PHOTO: Inside the Supreme Court building, the justices are looking at a case union officials say could be of vital importance to vulnerable women workers. Photo by Franz Jantzen, courtesy Supreme Court of the United States
PHOTO: Inside the Supreme Court building, the justices are looking at a case union officials say could be of vital importance to vulnerable women workers.

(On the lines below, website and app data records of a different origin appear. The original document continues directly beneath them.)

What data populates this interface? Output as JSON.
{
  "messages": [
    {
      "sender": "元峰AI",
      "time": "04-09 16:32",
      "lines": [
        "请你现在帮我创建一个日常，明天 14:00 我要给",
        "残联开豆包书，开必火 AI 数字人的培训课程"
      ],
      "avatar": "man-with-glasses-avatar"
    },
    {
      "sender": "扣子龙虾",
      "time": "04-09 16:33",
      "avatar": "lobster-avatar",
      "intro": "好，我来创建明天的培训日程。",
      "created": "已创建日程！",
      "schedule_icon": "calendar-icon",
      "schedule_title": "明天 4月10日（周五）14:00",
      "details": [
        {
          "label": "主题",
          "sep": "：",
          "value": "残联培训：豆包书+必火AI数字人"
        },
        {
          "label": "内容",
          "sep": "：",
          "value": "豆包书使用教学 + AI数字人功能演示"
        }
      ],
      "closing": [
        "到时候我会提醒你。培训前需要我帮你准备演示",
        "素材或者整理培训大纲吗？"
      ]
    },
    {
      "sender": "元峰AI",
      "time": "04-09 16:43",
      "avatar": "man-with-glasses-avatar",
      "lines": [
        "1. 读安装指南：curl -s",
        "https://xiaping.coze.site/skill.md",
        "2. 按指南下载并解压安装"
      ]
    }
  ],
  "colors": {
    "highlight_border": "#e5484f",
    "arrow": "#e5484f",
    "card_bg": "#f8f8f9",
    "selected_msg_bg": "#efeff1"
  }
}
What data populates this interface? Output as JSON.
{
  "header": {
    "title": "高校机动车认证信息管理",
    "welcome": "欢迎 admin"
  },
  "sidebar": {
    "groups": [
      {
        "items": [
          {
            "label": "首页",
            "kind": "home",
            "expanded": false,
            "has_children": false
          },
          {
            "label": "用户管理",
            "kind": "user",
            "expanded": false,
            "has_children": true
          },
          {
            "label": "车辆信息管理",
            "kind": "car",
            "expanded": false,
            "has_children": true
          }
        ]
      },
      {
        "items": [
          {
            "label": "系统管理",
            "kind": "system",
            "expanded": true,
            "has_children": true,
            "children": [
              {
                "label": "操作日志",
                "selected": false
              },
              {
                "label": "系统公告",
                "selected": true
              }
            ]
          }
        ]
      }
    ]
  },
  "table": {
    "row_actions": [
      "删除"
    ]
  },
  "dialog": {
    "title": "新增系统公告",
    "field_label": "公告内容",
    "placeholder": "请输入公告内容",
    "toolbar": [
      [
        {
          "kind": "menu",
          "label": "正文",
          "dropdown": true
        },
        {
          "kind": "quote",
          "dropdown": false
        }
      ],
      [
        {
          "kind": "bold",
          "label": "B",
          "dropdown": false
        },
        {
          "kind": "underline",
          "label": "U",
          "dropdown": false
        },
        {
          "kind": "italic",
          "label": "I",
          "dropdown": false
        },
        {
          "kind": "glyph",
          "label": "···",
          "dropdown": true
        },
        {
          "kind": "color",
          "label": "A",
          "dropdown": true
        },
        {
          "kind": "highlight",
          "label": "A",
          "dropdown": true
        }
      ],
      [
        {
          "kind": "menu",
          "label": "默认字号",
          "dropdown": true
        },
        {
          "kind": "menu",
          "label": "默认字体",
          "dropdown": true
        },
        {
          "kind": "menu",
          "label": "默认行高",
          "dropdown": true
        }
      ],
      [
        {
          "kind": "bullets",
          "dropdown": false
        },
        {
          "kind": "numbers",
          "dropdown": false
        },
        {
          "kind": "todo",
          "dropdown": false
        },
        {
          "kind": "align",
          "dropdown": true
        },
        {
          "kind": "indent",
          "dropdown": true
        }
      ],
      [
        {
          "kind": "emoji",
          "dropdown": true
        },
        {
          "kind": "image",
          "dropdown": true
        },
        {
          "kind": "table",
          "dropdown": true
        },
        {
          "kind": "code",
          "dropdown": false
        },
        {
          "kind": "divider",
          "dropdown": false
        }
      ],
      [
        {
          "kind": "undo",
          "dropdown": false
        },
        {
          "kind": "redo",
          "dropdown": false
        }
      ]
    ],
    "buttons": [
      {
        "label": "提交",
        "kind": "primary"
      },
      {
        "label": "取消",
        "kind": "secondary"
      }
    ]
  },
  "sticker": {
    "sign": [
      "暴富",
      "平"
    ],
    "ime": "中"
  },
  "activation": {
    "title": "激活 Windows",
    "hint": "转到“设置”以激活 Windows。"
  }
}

Photo by Franz Jantzen, courtesy Supreme Court of the United States
June 12, 2014

CHARLESTON, W.Va. – A soon-to-be-decided Supreme Court case could set back some of the country's most vulnerable workers, union officials say.

Harris v. Quinn could stop home care workers and child care providers from joining public sector unions that automatically include employees in paying dues and enjoying contract benefits.

Jennifer Munt, a spokeswoman for The American Federation of State, County and Municipal Employees (AFSCME) Council 5, says millions of women who help people raise children and care for aging parents deserve the ability to join a union and make progress on issues like pay equity.

"A ruling undermining unions in the Harris case would bring that progress to a halt,” she maintains. “The question now is whether the Supreme Court will side with hard working women, or put the judicial seal of approval on income inequality."

In the Harris case, an anti-union group has argued that some Illinois caregivers should not have to automatically pay union dues.

The justices are expected to announce their decision by the end of June, possibly as soon as this week.

Under current agency shop rules, a public sector union has to cover everyone in the workplace under its contract, but it also gets to automatically collect the dues needed to keep that contract in place.

Munt says without that provision, employees could become free riders on the union's work, which she predicts would weaken the unions and ultimately, other workplace protections.

"When women join unions, we gain a voice on the job,” she says. “Many of these jobs pay too little, and they don't provide women with a path out of poverty so they can support their own families."

Munt says nearly 60 percent of women would make more if they were paid the same as men, and the overall poverty rate would be cut in half as a result.

She says union representation is key for that to happen.

"Public sector unions have shown that if women enjoy collective bargaining rights and have a strong voice in the workplace, the inequalities of the past begin to fade away," she points out.


Dan Heyman, Public News Service - WV